Here, we’ll talk about home equity loans.
The rate. A home equity loan features a fixed Glossary Term: interest rate, which means your monthly payments will be fixed. This payment stability can make it easier to budget around this type of loan. As an added bonus, the interest paid on a home equity loan is usually tax deductible, so you could potentially save on the interest you pay. (Everyone’s situation is different, so you should talk to your tax advisor regarding interest deductibility for your personal situation.)
Qualifying. In order to qualify for a home equity loan, you must have available equity in your home. In other words, the amount you owe on your home must be less than the value of your home. Most lenders will allow you to borrow up to 85% of the value of your home minus the amount you owe. Your lender will also typically look at your Glossary Term: credit score and history, employment history, monthly income, and monthly debts, just like they did when you first got your mortgage.
Maximum loan amount. Your lender will calculate the maximum loan amount you can borrow. Here is an example of the calculation:
Assuming the lender allows a maximum loan amount of up to 85% of your home's value and your home appraises for $300,000, if you owe $150,000 on your current mortgage you may qualify for a loan amount of up to $105,000. ($300,000 x 85%= $255,000 - $150,000 = $105,000)
The home equity loan checklist
While many lenders offer the same features in their home equity loans, some features will vary. Comparing these points as you shop could make a difference in your payments:
So before you get a home equity loan, consider things like whether a fixed-rate loan suits your needs, how much you think you’ll need to borrow over what period of time, and whether you’ll be able to make the payments in full and on time in order to maintain your credit rating and keep your homeownership secure. Since your house is used as Glossary Term: collateral for your home equity loan, it’s important not to fall behind in your payments and put your home at risk.

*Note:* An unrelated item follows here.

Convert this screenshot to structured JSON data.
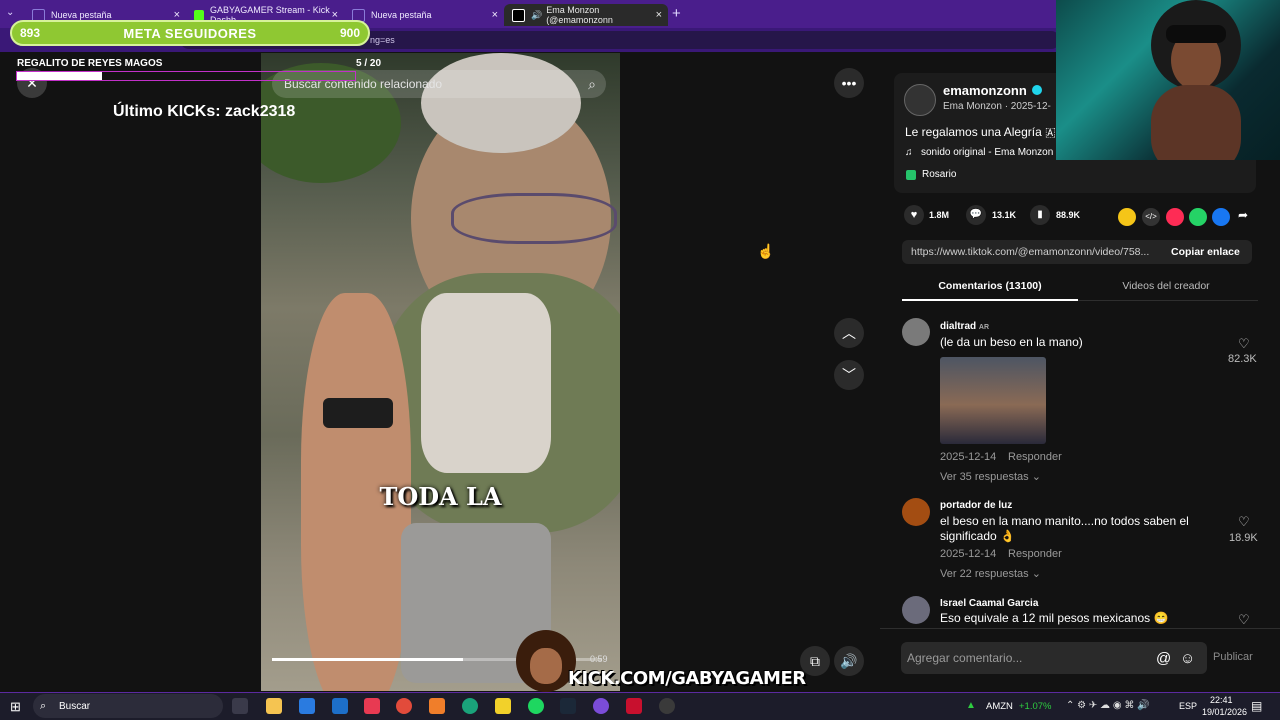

When borrowing from a home equity loan, mortgage, credit card or any other credit product, it’s important to borrow only the amount that you can comfortably afford.